>>>
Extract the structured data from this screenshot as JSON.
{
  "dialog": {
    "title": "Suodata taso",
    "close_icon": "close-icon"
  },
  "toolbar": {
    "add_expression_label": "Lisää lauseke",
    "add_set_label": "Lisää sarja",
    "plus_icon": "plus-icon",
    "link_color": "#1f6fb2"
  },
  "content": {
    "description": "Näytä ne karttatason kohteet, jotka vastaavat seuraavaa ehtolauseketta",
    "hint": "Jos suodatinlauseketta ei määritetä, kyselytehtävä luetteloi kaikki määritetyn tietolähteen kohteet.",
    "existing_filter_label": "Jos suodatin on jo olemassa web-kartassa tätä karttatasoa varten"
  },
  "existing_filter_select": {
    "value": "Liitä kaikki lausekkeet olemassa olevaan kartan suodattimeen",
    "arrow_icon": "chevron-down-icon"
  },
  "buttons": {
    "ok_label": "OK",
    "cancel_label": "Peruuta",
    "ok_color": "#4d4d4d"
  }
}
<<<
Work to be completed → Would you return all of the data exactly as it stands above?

Written solution →
Extract the structured data from this screenshot as JSON.
{
  "dialog": {
    "title": "Suodata taso",
    "close_icon": "close-icon"
  },
  "toolbar": {
    "add_expression_label": "Lisää lauseke",
    "add_set_label": "Lisää sarja",
    "plus_icon": "plus-icon",
    "link_color": "#1f6fb2"
  },
  "content": {
    "description": "Näytä ne karttatason kohteet, jotka vastaavat seuraavaa ehtolauseketta",
    "hint": "Jos suodatinlauseketta ei määritetä, kyselytehtävä luetteloi kaikki määritetyn tietolähteen kohteet.",
    "existing_filter_label": "Jos suodatin on jo olemassa web-kartassa tätä karttatasoa varten"
  },
  "existing_filter_select": {
    "value": "Liitä kaikki lausekkeet olemassa olevaan kartan suodattimeen",
    "arrow_icon": "chevron-down-icon"
  },
  "buttons": {
    "ok_label": "OK",
    "cancel_label": "Peruuta",
    "ok_color": "#4d4d4d"
  }
}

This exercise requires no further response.